---------- DATA EXCERPTS
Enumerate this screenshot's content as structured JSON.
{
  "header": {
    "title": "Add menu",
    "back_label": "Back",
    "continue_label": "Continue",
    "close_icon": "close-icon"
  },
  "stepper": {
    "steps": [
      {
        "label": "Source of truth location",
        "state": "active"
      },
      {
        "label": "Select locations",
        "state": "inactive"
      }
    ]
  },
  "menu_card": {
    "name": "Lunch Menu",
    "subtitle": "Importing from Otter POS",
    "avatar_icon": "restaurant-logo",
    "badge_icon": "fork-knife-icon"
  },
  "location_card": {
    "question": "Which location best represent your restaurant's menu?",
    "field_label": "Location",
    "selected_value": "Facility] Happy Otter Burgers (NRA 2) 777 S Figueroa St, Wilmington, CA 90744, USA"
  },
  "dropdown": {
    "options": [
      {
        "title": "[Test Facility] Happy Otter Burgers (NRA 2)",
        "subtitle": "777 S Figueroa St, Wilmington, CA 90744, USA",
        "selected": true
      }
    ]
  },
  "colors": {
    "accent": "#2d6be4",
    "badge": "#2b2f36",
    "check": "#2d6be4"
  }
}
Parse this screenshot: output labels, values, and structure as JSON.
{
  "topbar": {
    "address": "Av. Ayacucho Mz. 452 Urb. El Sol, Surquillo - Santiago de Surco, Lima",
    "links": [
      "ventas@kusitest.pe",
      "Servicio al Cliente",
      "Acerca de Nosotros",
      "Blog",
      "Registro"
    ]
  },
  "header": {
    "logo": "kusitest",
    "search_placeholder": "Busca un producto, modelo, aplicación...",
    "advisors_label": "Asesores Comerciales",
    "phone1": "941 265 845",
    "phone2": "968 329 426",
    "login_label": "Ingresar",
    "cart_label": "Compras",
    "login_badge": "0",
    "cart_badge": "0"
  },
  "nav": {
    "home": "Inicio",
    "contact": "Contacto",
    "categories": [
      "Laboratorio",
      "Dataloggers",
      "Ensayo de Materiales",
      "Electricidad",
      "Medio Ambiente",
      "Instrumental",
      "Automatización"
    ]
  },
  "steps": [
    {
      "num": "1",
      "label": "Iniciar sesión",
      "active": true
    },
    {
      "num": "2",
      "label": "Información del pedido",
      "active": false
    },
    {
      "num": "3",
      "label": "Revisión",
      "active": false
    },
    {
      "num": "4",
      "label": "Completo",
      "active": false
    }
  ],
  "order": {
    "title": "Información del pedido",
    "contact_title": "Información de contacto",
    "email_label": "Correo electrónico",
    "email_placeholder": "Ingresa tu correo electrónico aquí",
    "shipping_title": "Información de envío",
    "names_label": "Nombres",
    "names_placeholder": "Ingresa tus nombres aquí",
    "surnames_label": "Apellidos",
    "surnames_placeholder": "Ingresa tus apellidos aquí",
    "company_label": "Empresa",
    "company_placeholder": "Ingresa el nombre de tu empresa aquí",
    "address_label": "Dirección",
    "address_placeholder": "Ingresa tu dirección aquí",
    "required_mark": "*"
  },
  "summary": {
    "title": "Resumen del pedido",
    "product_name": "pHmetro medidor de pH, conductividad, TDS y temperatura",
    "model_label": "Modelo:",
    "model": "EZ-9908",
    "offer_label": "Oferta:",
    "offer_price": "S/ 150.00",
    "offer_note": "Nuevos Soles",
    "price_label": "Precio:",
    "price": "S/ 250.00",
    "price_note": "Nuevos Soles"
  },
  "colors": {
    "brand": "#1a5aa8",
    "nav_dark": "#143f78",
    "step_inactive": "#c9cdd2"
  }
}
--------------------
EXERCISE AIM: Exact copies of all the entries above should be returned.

REPLY:
Enumerate this screenshot's content as structured JSON.
{
  "header": {
    "title": "Add menu",
    "back_label": "Back",
    "continue_label": "Continue",
    "close_icon": "close-icon"
  },
  "stepper": {
    "steps": [
      {
        "label": "Source of truth location",
        "state": "active"
      },
      {
        "label": "Select locations",
        "state": "inactive"
      }
    ]
  },
  "menu_card": {
    "name": "Lunch Menu",
    "subtitle": "Importing from Otter POS",
    "avatar_icon": "restaurant-logo",
    "badge_icon": "fork-knife-icon"
  },
  "location_card": {
    "question": "Which location best represent your restaurant's menu?",
    "field_label": "Location",
    "selected_value": "Facility] Happy Otter Burgers (NRA 2) 777 S Figueroa St, Wilmington, CA 90744, USA"
  },
  "dropdown": {
    "options": [
      {
        "title": "[Test Facility] Happy Otter Burgers (NRA 2)",
        "subtitle": "777 S Figueroa St, Wilmington, CA 90744, USA",
        "selected": true
      }
    ]
  },
  "colors": {
    "accent": "#2d6be4",
    "badge": "#2b2f36",
    "check": "#2d6be4"
  }
}
Parse this screenshot: output labels, values, and structure as JSON.
{
  "topbar": {
    "address": "Av. Ayacucho Mz. 452 Urb. El Sol, Surquillo - Santiago de Surco, Lima",
    "links": [
      "ventas@kusitest.pe",
      "Servicio al Cliente",
      "Acerca de Nosotros",
      "Blog",
      "Registro"
    ]
  },
  "header": {
    "logo": "kusitest",
    "search_placeholder": "Busca un producto, modelo, aplicación...",
    "advisors_label": "Asesores Comerciales",
    "phone1": "941 265 845",
    "phone2": "968 329 426",
    "login_label": "Ingresar",
    "cart_label": "Compras",
    "login_badge": "0",
    "cart_badge": "0"
  },
  "nav": {
    "home": "Inicio",
    "contact": "Contacto",
    "categories": [
      "Laboratorio",
      "Dataloggers",
      "Ensayo de Materiales",
      "Electricidad",
      "Medio Ambiente",
      "Instrumental",
      "Automatización"
    ]
  },
  "steps": [
    {
      "num": "1",
      "label": "Iniciar sesión",
      "active": true
    },
    {
      "num": "2",
      "label": "Información del pedido",
      "active": false
    },
    {
      "num": "3",
      "label": "Revisión",
      "active": false
    },
    {
      "num": "4",
      "label": "Completo",
      "active": false
    }
  ],
  "order": {
    "title": "Información del pedido",
    "contact_title": "Información de contacto",
    "email_label": "Correo electrónico",
    "email_placeholder": "Ingresa tu correo electrónico aquí",
    "shipping_title": "Información de envío",
    "names_label": "Nombres",
    "names_placeholder": "Ingresa tus nombres aquí",
    "surnames_label": "Apellidos",
    "surnames_placeholder": "Ingresa tus apellidos aquí",
    "company_label": "Empresa",
    "company_placeholder": "Ingresa el nombre de tu empresa aquí",
    "address_label": "Dirección",
    "address_placeholder": "Ingresa tu dirección aquí",
    "required_mark": "*"
  },
  "summary": {
    "title": "Resumen del pedido",
    "product_name": "pHmetro medidor de pH, conductividad, TDS y temperatura",
    "model_label": "Modelo:",
    "model": "EZ-9908",
    "offer_label": "Oferta:",
    "offer_price": "S/ 150.00",
    "offer_note": "Nuevos Soles",
    "price_label": "Precio:",
    "price": "S/ 250.00",
    "price_note": "Nuevos Soles"
  },
  "colors": {
    "brand": "#1a5aa8",
    "nav_dark": "#143f78",
    "step_inactive": "#c9cdd2"
  }
}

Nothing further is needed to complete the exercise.